RECORD SET:
####################
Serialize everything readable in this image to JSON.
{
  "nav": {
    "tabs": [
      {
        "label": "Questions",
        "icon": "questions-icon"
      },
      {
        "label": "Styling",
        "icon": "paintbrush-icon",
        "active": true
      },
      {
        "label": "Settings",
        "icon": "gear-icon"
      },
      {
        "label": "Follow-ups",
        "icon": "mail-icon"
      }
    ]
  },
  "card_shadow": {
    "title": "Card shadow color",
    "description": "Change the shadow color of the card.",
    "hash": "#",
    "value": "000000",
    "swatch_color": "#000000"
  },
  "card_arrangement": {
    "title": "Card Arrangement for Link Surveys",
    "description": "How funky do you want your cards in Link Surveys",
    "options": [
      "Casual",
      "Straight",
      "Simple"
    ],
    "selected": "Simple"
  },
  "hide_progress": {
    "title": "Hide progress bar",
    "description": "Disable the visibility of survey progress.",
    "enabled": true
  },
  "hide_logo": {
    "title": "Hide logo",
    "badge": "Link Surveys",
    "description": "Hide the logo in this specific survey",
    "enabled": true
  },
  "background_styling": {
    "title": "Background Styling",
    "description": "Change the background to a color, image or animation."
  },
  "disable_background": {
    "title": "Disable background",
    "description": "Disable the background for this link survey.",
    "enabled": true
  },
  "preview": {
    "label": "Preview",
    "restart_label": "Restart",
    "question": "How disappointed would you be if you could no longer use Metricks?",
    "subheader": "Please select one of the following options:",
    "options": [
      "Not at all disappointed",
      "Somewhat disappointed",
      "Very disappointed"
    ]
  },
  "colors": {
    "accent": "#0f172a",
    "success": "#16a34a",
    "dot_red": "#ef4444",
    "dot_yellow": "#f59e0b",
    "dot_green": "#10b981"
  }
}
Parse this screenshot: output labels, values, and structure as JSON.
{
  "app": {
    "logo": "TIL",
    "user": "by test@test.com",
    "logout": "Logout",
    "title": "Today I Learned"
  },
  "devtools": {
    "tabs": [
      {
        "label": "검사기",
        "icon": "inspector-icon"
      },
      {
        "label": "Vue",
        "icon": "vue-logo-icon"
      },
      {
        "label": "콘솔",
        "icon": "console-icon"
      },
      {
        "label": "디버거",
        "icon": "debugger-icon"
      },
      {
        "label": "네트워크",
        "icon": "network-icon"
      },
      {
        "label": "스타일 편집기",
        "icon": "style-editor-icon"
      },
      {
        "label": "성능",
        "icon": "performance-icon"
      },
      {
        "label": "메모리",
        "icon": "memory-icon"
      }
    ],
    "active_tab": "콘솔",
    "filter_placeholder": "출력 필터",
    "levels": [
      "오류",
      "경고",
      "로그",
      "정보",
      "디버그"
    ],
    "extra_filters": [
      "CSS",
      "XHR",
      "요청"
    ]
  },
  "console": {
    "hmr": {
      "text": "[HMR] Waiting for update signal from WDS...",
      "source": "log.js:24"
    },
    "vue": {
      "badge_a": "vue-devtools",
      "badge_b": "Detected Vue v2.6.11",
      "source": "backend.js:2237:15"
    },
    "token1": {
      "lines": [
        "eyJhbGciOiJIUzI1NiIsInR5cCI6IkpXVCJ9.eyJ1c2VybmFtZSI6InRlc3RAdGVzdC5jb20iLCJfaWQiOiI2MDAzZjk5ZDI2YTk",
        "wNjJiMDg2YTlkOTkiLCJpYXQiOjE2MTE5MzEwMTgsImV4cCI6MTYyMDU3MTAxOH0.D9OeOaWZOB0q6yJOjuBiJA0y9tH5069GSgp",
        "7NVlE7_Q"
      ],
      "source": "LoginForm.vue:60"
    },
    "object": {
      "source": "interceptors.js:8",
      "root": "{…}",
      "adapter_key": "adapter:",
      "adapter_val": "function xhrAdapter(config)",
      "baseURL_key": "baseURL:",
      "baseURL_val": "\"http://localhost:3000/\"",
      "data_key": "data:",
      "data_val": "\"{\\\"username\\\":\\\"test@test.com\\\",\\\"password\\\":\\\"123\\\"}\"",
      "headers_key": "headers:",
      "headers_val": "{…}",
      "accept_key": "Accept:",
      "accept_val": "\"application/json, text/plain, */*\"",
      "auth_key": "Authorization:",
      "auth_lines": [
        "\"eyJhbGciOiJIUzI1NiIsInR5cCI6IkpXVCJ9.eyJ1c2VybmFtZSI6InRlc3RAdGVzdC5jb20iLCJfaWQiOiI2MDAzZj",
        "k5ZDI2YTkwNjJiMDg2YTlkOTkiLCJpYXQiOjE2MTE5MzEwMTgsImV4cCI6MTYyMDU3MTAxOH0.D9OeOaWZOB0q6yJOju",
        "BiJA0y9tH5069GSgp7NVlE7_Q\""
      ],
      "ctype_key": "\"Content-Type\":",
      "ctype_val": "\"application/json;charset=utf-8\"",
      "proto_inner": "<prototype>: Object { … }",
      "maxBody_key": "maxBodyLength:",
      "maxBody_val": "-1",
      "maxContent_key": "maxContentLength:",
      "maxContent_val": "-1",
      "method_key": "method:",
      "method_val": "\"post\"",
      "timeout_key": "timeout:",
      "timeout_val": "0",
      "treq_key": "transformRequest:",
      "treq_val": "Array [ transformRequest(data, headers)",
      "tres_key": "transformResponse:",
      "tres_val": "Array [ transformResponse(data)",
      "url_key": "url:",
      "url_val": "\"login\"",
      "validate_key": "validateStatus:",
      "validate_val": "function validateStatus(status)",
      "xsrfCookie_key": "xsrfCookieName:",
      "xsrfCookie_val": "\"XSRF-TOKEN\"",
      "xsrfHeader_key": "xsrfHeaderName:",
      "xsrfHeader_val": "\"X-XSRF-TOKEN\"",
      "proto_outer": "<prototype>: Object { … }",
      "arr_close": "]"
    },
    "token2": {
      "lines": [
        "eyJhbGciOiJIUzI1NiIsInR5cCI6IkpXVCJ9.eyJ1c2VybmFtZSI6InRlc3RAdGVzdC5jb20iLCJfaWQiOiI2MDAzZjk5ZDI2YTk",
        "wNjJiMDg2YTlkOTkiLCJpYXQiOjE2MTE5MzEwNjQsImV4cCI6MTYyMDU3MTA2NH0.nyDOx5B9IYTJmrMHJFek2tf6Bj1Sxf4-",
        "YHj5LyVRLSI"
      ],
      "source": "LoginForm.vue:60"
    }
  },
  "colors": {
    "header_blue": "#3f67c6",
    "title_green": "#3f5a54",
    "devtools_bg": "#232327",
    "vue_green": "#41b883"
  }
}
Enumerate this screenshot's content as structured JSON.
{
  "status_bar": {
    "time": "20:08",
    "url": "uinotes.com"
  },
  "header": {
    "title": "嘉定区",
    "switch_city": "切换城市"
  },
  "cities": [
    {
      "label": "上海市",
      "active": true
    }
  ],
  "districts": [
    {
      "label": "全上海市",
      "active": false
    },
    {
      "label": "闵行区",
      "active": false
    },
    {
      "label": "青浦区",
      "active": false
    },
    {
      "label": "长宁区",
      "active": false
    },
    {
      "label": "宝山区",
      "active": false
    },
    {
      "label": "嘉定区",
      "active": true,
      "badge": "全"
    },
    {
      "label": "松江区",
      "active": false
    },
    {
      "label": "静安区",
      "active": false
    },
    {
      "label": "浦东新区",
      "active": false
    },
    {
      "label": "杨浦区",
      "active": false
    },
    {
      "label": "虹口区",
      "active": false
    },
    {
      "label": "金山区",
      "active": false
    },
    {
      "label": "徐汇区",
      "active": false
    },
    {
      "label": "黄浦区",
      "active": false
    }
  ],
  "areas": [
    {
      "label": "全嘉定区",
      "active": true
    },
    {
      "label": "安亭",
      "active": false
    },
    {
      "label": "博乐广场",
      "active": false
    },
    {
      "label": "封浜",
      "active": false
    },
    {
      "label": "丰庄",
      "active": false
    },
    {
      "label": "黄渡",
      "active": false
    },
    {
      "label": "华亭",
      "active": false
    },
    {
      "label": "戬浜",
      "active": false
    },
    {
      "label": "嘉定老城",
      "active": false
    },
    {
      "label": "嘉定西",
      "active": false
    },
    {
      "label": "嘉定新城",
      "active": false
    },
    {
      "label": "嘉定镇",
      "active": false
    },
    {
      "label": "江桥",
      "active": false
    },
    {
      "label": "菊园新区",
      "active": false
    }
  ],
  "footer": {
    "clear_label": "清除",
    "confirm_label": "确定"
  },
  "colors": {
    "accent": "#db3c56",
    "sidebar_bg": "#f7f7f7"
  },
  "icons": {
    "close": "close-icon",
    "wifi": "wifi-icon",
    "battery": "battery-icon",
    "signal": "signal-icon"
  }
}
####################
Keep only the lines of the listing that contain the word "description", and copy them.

    "description": "Change the shadow color of the card.",
    "description": "How funky do you want your cards in Link Surveys",
    "description": "Disable the visibility of survey progress.",
    "description": "Hide the logo in this specific survey",
    "description": "Change the background to a color, image or animation."
    "description": "Disable the background for this link survey.",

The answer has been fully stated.